A similar problem can arise if accounts receivable payment terms are quite lengthy (which may be indicative of unrecognized bad debts). Working capital is the difference between a company’s current assets and its current liabilities. It is sometimes referred to as net working capital, and it is one of the measures of a company’s liquidity. You can find all the information you need to calculate working capital on the balance sheet. Excess cash is invested in cash alternatives such as marketable securities, creating liquidity that can be tapped when operating cash flow needs exceed the amount of cash on hand (checking account balances).

What Does the Working Capital Ratio Indicate About Liquidity?

Knowing the seasonality of your business will help in the interpretation of these measures. For example, having a high positive net cash flow might not always be a good thing. If that cash flow came from a massive new loan designed to keep the company afloat while patronage break-even price definition continues to decrease, then it is hardly a good thing. The net cash flow takes information from the statement of cash flow, which, in addition to the balance sheet discussed above, is one of the three main financial statements (with the income statement being the third).

This may be the time to take significant financial or strategic action, so the company has enough cash to cover its bills and loan payments. An unusual situation is for a business to be operationally sound, and yet still be able to operate with negative working capital. This situation arises when the company’s accounts receivable terms with customers are very short (perhaps even involving prepayments), while its payment terms with suppliers are relatively long.

Working capital measures a business’s operating liquidity by subtracting a company’s liabilities from its assets. A company’s working capital ratio also represents a company’s liquidity and financial health. It indicates the company’s operational efficiency, liquidity, and overall financial health.

The Working Capital Formula

Working capital is calculated by taking a company’s current assets and deducting current liabilities. For instance, if a company has current assets of $100,000 and current liabilities of $80,000, then its working capital would be $20,000. Common examples of current assets include cash, accounts receivable, and inventory.

Imagine that in addition to buying too much inventory, the retailer is lenient with payment terms to its own customers (perhaps to stand out from the competition). This extends the amount of time cash is tied up and adds a layer of uncertainty and risk around collection. For example, if all of Noodles & Co’s accrued expenses and payables are due next month, while all the receivables are expected 6 months from now, there would be a liquidity problem at Noodles. By definition, working capital management entails short-term decisions—generally, relating to the next one-year period—which are «reversible».

Financial managers monitor and analyze each component of the cash conversion cycle. Ideally, a company’s management should minimize the number of days it takes to convert inventory to cash while maximizing the amount of time it takes to pay suppliers. Working capital is the money used to cover all of a company’s short-term expenses, including inventory, payments on short-term debt, and day-to-day expenses—called operating expenses.

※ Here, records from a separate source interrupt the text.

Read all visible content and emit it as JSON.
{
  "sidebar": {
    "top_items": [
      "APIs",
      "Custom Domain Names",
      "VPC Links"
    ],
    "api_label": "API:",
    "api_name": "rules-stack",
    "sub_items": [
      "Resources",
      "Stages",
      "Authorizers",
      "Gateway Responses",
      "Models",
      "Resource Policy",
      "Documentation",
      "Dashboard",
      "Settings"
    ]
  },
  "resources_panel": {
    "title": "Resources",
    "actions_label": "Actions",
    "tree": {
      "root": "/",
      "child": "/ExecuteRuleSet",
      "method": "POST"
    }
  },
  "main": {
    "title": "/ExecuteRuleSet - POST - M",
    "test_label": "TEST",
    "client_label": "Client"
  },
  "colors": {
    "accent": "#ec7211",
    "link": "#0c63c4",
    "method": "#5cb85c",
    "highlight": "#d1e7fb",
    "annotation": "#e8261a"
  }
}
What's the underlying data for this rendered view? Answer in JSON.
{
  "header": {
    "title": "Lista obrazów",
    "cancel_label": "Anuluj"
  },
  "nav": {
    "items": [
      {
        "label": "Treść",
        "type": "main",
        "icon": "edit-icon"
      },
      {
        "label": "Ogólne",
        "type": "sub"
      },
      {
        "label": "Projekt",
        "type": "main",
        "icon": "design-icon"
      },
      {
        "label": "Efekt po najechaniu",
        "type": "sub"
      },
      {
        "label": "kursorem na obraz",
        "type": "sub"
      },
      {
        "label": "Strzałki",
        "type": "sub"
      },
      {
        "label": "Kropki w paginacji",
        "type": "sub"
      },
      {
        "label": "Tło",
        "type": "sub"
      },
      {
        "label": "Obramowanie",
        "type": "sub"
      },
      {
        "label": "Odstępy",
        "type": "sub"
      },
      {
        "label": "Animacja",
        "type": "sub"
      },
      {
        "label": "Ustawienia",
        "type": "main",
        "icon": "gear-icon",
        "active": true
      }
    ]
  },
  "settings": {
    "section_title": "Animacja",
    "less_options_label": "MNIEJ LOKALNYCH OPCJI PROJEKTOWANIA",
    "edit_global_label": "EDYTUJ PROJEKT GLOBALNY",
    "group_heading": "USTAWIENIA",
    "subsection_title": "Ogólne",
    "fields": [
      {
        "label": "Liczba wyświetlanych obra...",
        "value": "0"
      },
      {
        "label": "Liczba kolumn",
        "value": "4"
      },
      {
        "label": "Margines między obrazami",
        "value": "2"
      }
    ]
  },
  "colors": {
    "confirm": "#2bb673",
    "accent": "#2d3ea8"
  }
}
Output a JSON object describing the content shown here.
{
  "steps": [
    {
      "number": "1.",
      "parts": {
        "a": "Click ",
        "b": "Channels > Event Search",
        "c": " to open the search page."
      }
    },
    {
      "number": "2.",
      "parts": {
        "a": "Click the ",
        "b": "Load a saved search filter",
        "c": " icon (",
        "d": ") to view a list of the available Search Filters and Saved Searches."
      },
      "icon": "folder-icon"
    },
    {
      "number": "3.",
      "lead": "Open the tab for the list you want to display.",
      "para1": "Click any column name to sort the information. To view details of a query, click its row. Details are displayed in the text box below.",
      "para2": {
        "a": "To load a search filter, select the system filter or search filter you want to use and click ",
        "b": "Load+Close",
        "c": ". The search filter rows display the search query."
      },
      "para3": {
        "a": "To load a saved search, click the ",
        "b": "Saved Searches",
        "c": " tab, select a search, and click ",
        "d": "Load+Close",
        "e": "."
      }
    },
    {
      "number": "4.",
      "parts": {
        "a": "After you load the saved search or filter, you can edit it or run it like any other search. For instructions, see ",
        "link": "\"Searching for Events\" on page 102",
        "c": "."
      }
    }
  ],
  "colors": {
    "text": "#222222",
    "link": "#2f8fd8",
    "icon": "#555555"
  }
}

When a business has a large positive amount of working capital, it is better able to fund its own expansion without having to obtain debt or equity financing. The operational efficiency, credit policies and payment policies of a business have a strong impact on its working capital. Every small business has some level of working capital, but if you’re unsure of what it is and how it’s calculated, we have you covered. In simple terms, working capital can also be referred to as net working capital. It’s a commonly used measurement to gauge the short-term health of an organization. The working capital cycle (WCC), also known as the cash conversion cycle, is the amount of time it takes to turn the net current assets and current liabilities into cash.